The QACHS Dance team per­formed jazz and hip-hop rou­tines to the de­light of the au­di­ence.

Other mu­si­cians and singers per­formed, in­clud­ing Friends in Faith, Tri-Life Com­mu­nity Church’s praise and wor­ship team, Terra Deaton and Naryah Miles.

Wen­dell Burke read a poem that he wrote on the day’s theme, al­lud­ing to Langston Hughes’ poem that “A Dream De­ferred” must never die.

Clos­ing re­marks were of­fered by Ch­e­sa­peake Col­lege pres­i­dent Dr. Bar­bara Viniar who cited Deuteron­omy 16, re­mind­ing the au­di­ence that, “in spite of the bar­ri­ers and in spite of re­cent times, we need to pur­sue jus­tice.”

Hol­lis con­cluded the ser­vice with thanks to all who helped and par­tic­i­pated. After Rev. Karen Dize gave the bene­dic­tion, the au­di­ence filed out to the lobby for re­fresh­ments and fel­low­ship.

The cel­e­bra­tion was par­tially sup­ported by the Queen Anne’s De­part­ment of Health Cig­a­rette Resti­tu­tion Fund Pro­gram.

This year’s MLK cel­e­bra- tion com­mit­tee mem­bers were Hol­lis, Ralph Deaton, Doris B. Brown, Paulette Jones, Ruth Hol­lis, Elder Kia Reed, Dr. Bar­bara Hayes, Dorine Fas­sett, Rev. Janet Rochester, Wil­lie Pauls, Iwoyna Brown and Genevieve Kennedy.

Ac­cord­ing to Bri­tan­nica. com, the Rev. Dr. Martin Luther King Jr.was born Jan­uary 15, 1929, in At­lanta, Ge­or­gia, and was as­sas­si­nated on April 4, 1968, in Mem­phis, Ten­nessee.

”(He was a) Bap­tist min­is­ter and so­cial ac­tivist who led the civil rights move­ment in the United States from the mid-1950s un­til his death.” Bri­tan­nica.com said. “His lead­er­ship was fun­da­men­tal to that move­ment’s suc­cess in end­ing the le­gal seg­re­ga­tion of African Amer­i­cans in the South and other parts of the United States. King rose to na­tional promi­nence as head of the South­ern Chris­tian Lead­er­ship Con­fer­ence, which pro­moted non­vi­o­lent tac­tics, such as the mas­sive March on Washington (1963), to achieve civil rights. He was awarded the No­bel Peace Prize in 1964.”

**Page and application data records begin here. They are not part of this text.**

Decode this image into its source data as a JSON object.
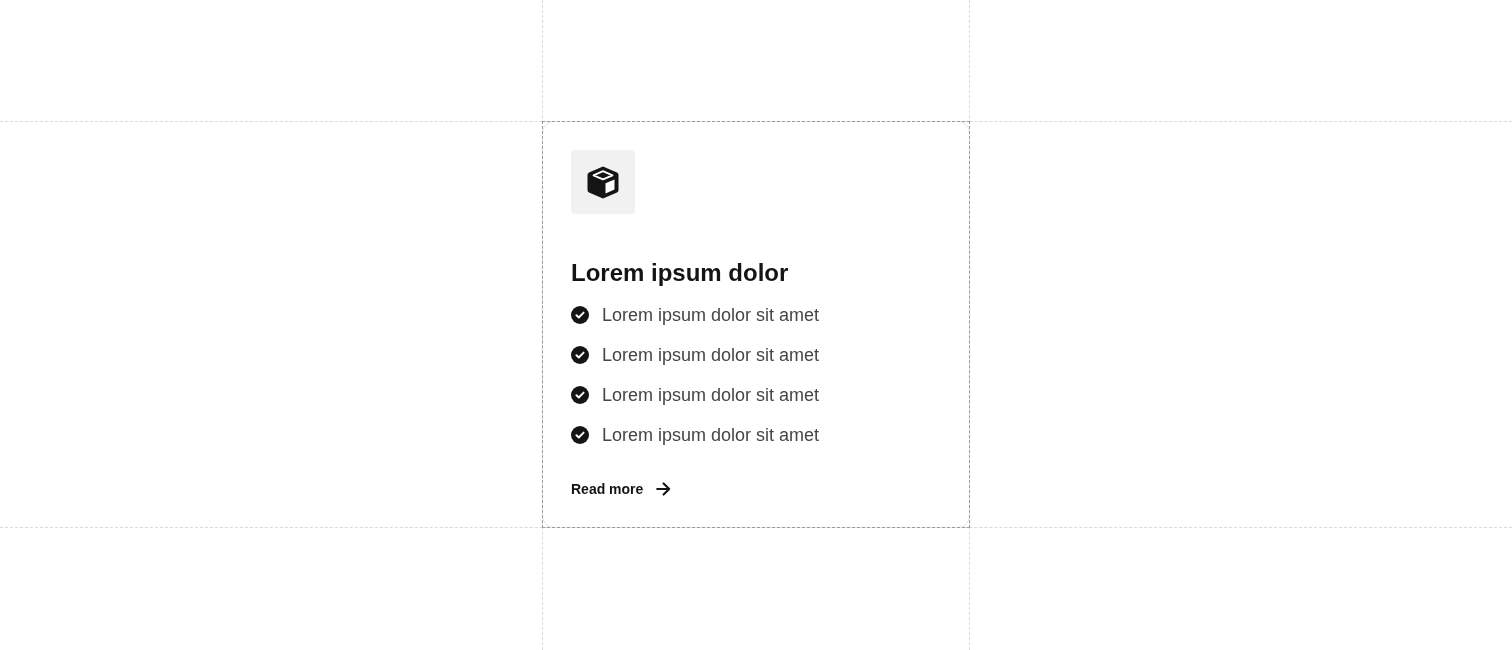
{
  "card": {
    "title": "Lorem ipsum dolor",
    "features": [
      {
        "text": "Lorem ipsum dolor sit amet"
      },
      {
        "text": "Lorem ipsum dolor sit amet"
      },
      {
        "text": "Lorem ipsum dolor sit amet"
      },
      {
        "text": "Lorem ipsum dolor sit amet"
      }
    ],
    "link": {
      "label": "Read more"
    }
  }
}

PHOTO BY CON­NIE CON­NOLLY

The peren­ni­ally fa­vorite Burke Fam­ily Singers were just one group who per­formed at the 24th Martin Luther King Cel­e­bra­tion at Todd Per­form­ing Arts Cen­ter in Wye Mills on Jan. 16.

PHO­TOS BY CON­NIE CON­NOLLY

The Queen Anne’s County Dance Team per­formed a hip-hop num­ber dur­ing the the 24th Martin Luther King Cel­e­bra­tion on Jan. 16 at Ch­e­sa­peake Col­lege. Team coaches are Takiyah Bar­ney and Am­ber Demby.

Re­tired Queen Anne’s County math teacher Made­lyn Hol­lis, founder of the Martin Luther King Cel­e­bra­tion, has or­ga­nized the pop­u­lar event for 24 years.

Queen Anne’s County na­tive Rev. Clarence Rochester was the mas­ter of cer­e­monies of the 24th Martin Luther King Cel­e­bra­tion on Jan. 16 at Ch­e­sa­peake Col­lege. He is pas­tor of Mount Si­nai Mis­sion­ary Bap­tist Church in Cam­bridge.

Ten-year-old Ke’myia Camper wowed the au­di­ence with her praise dance at the Martin Luther King Jr. Cel­e­bra­tion on Jan. 16 at Ch­e­sa­peake Col­lege.

Newspapers in English

Newspapers from USA

© PressReader. All rights reserved.